As a matter of fact, there is even an immediate material return — an actual dollar-and-cent return. It comes, if education is really sound, through a more enlightened citizenship, a better administration of public and private business, more effective publicity and better conditions to justify it, a higher average of earning power, less expenditure for jails, alms-houses, and other such institutions — in fact, in a better community, industrially as well as humanly.
Just consider for a moment the colossal folly of building up great and wealthy communities with paving- and sewer- and water-systems, with telephones, gas, electricity, and street cars, with towering buildings and the business and manufacturing they house, with communications by land and water, perhaps even by air, and yet failing to train in the most efficient way possible those who must manage it all !
If you owned a business the management of which you must give up one year from to-day, what would you do during the coming year ? Wouldn't you bend every energy toward preparing a capable successor to carry it on? Would you spare time or effort or money in that attempt? Of course you would n't. You couldn't afford to.
We own this United States of ours, and soon, pain-fully soon, we all shall have completely stepped out from its management — from our personal affairs as well as from those of greater importance. We shall be gone, our only influence that which survives after we are dead.
Stop and think for a moment: Not one single brain of all those directing human activities today will be here in a few years.
But there is one saving factor. We know we are going; we know who are to step into our places; we can, if we will, prepare them to achieve far beyond what we are doing.
Can we afford to? We can't afford not to.
Will it pay? Yes, a thousand times. Yes, even in our own lifetime, when the initiates are only getting ready; but in the future, to civilization, to the human race, who shall measure what it means?
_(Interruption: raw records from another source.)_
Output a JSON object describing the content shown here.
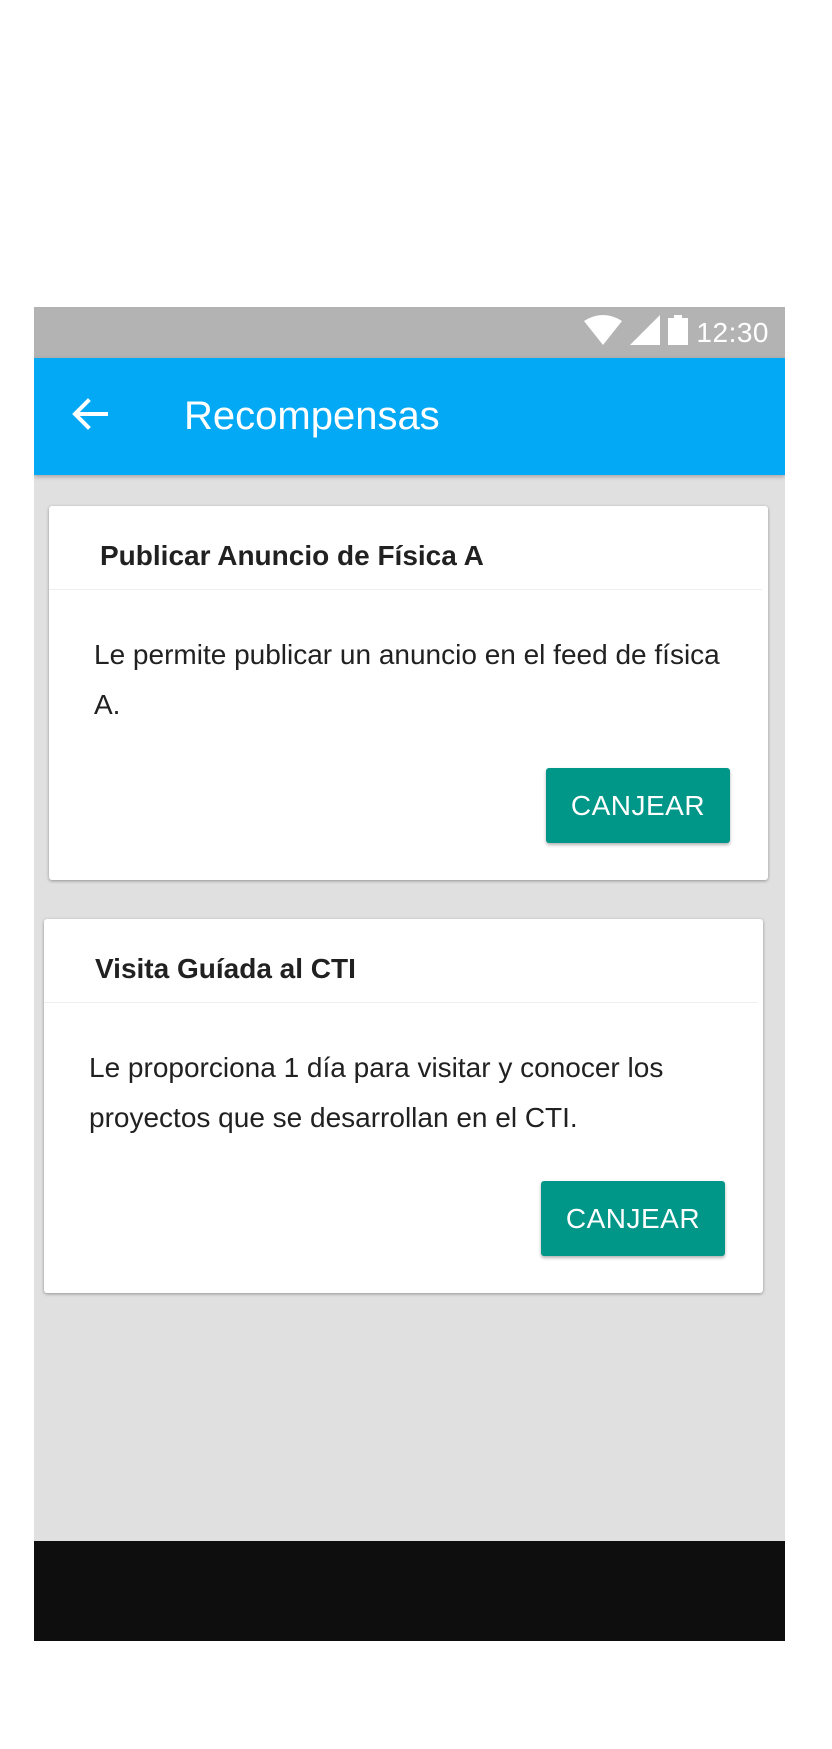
{
  "status_bar": {
    "time": "12:30",
    "icons": [
      "wifi-icon",
      "signal-icon",
      "battery-icon"
    ]
  },
  "app_bar": {
    "back_icon": "arrow-back-icon",
    "title": "Recompensas",
    "color": "#03a9f4"
  },
  "rewards": [
    {
      "title": "Publicar Anuncio de Física A",
      "description": "Le permite publicar un anuncio en el feed de física A.",
      "action_label": "CANJEAR"
    },
    {
      "title": "Visita Guíada al CTI",
      "description": "Le proporciona 1 día para visitar y conocer los proyectos que se desarrollan en el CTI.",
      "action_label": "CANJEAR"
    }
  ],
  "colors": {
    "accent": "#009688",
    "status_bar": "#b3b3b3",
    "background": "#e0e0e0",
    "nav_bar": "#0e0e0e"
  }
}
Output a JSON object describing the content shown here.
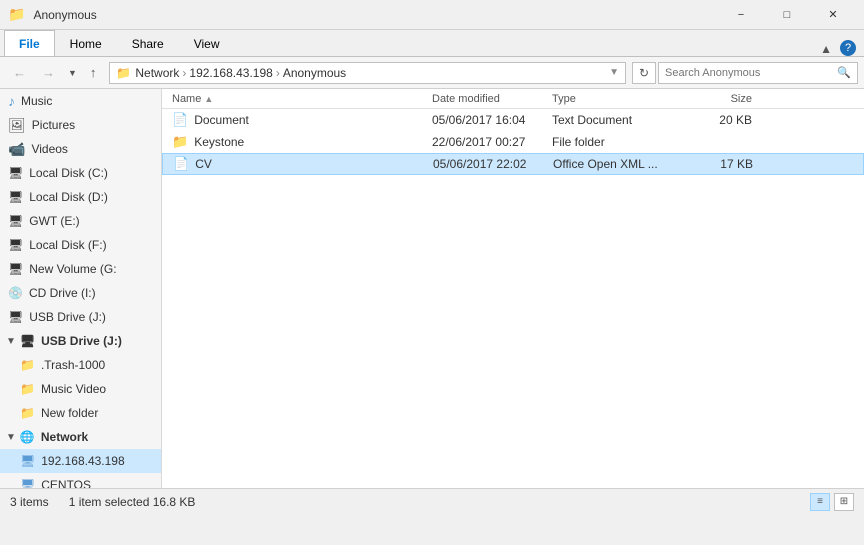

While against it there stands only an unwillingness to meet the issue, a weak postponement of action, or a "penny wise and pound foolish" policy that we should have outgrown long ago.
Let us throw off our lethargy and demand a practical, constructive improvement in educational opportunity that will rapidly bring about a condition where all the children of all the people will be able to have the best education that experts can plan.